## Records from a dataset
###

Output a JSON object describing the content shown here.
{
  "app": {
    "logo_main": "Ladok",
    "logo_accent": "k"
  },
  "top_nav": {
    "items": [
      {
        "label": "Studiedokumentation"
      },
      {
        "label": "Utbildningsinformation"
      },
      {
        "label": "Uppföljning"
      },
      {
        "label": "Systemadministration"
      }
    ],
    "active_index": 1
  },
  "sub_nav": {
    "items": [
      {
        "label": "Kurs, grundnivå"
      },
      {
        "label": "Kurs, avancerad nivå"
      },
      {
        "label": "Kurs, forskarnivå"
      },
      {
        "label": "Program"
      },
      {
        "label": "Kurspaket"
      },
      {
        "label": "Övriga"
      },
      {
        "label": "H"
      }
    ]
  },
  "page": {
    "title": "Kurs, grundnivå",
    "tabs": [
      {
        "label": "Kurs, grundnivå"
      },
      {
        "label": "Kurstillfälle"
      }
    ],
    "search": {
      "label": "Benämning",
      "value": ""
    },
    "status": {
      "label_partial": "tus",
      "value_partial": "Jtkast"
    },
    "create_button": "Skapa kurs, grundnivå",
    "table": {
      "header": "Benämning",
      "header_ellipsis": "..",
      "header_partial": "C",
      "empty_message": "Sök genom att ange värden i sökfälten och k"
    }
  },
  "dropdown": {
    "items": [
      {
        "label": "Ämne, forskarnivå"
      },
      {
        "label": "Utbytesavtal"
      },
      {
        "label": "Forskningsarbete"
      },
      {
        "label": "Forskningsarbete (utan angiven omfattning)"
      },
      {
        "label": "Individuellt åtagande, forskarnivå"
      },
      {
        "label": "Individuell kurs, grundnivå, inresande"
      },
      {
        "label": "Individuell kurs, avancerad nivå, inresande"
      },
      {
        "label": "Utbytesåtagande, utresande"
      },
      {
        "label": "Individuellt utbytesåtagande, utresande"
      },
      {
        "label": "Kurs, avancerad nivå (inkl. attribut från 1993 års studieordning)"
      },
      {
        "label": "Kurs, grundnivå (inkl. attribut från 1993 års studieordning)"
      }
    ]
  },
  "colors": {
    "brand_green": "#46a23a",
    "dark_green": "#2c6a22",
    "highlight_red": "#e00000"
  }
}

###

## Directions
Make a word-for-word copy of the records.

## Solution to this problem
Output a JSON object describing the content shown here.
{
  "app": {
    "logo_main": "Ladok",
    "logo_accent": "k"
  },
  "top_nav": {
    "items": [
      {
        "label": "Studiedokumentation"
      },
      {
        "label": "Utbildningsinformation"
      },
      {
        "label": "Uppföljning"
      },
      {
        "label": "Systemadministration"
      }
    ],
    "active_index": 1
  },
  "sub_nav": {
    "items": [
      {
        "label": "Kurs, grundnivå"
      },
      {
        "label": "Kurs, avancerad nivå"
      },
      {
        "label": "Kurs, forskarnivå"
      },
      {
        "label": "Program"
      },
      {
        "label": "Kurspaket"
      },
      {
        "label": "Övriga"
      },
      {
        "label": "H"
      }
    ]
  },
  "page": {
    "title": "Kurs, grundnivå",
    "tabs": [
      {
        "label": "Kurs, grundnivå"
      },
      {
        "label": "Kurstillfälle"
      }
    ],
    "search": {
      "label": "Benämning",
      "value": ""
    },
    "status": {
      "label_partial": "tus",
      "value_partial": "Jtkast"
    },
    "create_button": "Skapa kurs, grundnivå",
    "table": {
      "header": "Benämning",
      "header_ellipsis": "..",
      "header_partial": "C",
      "empty_message": "Sök genom att ange värden i sökfälten och k"
    }
  },
  "dropdown": {
    "items": [
      {
        "label": "Ämne, forskarnivå"
      },
      {
        "label": "Utbytesavtal"
      },
      {
        "label": "Forskningsarbete"
      },
      {
        "label": "Forskningsarbete (utan angiven omfattning)"
      },
      {
        "label": "Individuellt åtagande, forskarnivå"
      },
      {
        "label": "Individuell kurs, grundnivå, inresande"
      },
      {
        "label": "Individuell kurs, avancerad nivå, inresande"
      },
      {
        "label": "Utbytesåtagande, utresande"
      },
      {
        "label": "Individuellt utbytesåtagande, utresande"
      },
      {
        "label": "Kurs, avancerad nivå (inkl. attribut från 1993 års studieordning)"
      },
      {
        "label": "Kurs, grundnivå (inkl. attribut från 1993 års studieordning)"
      }
    ]
  },
  "colors": {
    "brand_green": "#46a23a",
    "dark_green": "#2c6a22",
    "highlight_red": "#e00000"
  }
}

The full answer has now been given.